// states, outputs, and versions for coloring// states, outputs, and versions for sizing
Now when you make buttons in your templates, you can use Versions for colors and for sizes together, like
.button.primary.big. As long as these interleaved Versions don't operate on the same States, they'll work great.
Version Selector Limitations
Right now, the rules for versions are pretty specific. A valid version is any selector that starts with
&. Here are some examples of valid versions.
- Compounding selectors:
- Attributes or psueudo-classes:
You can define Transforms on the component. These work very similarly to Versions, but instead of setting the state directly, you define a change to be made to it.
Transforms will be applied to all versions, so you only have to declare them once.
All transforms you define will be compounded on top of each other, in every combination. This means that when something has multiple transforms applied to it at the same time, all the transform functions will be run in order of their definition.
Here's an example.
// first both of them by themselves// then both together// first the fade-out is applied,// since :hover was specified first,// and then the adjust-hue
This compounding also occurs for content references. When two transforms both specify an output for an attribute, the one that was defined last will win.
// for all of these, the transform function(s) happen before the output function// here 20% desaturate happens, because open was defined last
If you like, you can provide your own compound Transforms. These will override all transform functions or content references you defined in the constituent Transforms, and only use the things you explicitly define.
// notice how this doesn't use anything from :hover and .open?// neither the fade-out from :hover, nor the desaturate from either// this transform stands on it's own

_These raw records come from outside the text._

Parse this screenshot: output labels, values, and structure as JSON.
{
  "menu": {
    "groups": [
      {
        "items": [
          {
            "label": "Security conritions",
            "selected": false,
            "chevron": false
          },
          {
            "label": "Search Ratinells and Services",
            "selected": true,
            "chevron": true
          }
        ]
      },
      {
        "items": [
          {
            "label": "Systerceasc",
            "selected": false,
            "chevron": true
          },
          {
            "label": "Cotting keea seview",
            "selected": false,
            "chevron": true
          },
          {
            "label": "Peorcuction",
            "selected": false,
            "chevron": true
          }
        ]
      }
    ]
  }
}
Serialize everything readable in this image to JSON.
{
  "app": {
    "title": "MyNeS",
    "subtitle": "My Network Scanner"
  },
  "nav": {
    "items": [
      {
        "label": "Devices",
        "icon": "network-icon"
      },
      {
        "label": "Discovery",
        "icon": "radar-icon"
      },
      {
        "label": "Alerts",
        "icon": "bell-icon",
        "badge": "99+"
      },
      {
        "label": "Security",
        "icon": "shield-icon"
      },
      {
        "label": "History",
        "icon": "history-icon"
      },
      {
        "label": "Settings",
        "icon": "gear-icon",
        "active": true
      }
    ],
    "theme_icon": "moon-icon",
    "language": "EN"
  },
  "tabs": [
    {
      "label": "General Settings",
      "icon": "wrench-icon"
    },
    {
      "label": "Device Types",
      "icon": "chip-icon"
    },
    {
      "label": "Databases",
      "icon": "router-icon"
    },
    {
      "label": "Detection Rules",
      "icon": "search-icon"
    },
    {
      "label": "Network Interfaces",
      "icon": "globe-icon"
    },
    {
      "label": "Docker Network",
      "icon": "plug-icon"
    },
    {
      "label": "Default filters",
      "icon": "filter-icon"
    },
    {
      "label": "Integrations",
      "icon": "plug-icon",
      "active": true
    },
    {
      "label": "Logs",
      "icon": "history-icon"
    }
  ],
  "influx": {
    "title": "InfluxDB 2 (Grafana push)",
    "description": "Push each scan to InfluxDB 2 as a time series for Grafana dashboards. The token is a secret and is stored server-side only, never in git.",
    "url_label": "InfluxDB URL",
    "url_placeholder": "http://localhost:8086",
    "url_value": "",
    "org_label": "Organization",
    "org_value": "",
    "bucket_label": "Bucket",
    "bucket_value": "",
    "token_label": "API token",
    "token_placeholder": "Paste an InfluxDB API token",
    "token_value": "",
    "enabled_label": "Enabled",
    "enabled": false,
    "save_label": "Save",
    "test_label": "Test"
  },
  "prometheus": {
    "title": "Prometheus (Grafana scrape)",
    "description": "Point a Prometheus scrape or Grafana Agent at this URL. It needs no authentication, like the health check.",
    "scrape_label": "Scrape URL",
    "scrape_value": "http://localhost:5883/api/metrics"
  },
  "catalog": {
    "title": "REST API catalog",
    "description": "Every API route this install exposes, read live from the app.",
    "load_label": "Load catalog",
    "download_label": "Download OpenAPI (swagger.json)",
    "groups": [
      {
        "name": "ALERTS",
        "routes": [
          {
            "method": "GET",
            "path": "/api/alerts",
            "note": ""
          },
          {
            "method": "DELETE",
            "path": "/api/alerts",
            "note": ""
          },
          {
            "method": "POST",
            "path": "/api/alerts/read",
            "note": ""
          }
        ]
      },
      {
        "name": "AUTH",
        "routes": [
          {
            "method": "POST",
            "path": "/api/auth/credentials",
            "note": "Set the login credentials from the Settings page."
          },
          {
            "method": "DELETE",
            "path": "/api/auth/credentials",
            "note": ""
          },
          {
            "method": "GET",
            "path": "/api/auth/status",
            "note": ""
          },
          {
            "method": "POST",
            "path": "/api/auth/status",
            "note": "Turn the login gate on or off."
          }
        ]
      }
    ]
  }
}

Obviously, the more Transforms you have the crazier the number of combinations can get (
(2 ^ n) - 1 to be exact). For the next version of this functionality, there will be an ability to control which Transforms compound and which don't, but for now just don't go too crazy.
Mingling Versions and Transforms
It isn't allowed to mix versions and transforms in the same block.
// -> ERROR, can't mingle versions and transforms// -> ERROR, can't mingle versions and transforms
You can create secondary Deployables that inherit the states, versions, and transforms of existing Deployables. Just make the component object available to other scopes, and pass it to
@extend is called for you when you do this.
// here's a normal css attribute// which will be extended when you inherit// calls @extend for you under the hood
This is just as useful with extend-only selectors. Just skip the
%// ... etc ...
Because they can be inherited, Deployables can be shared in libraries.
// in a package called 'cool-buttons'// 'main.sass'%// in user code// overriding an old Version// creating a new Version// creating a new Transform// ... etc ...
- transform compounding
$cobject saving, so the calls aren't so cluttered
- getting rid of
- control over compounding
- ability to strip versions and transforms out of extend deployables
- more flexible version definitions, allowing the
&to be in different places
- "related" versions, ones that are derived from a base value
- robust testing with sassaby
- thorough errors and warnings
If you'd like to contribute, just fork the project and then make a pull request!
dev directory, there is a
_dev.sass file that is set up for you to play around with the library. Running
npm run dev in the terminal will run that file, and compile to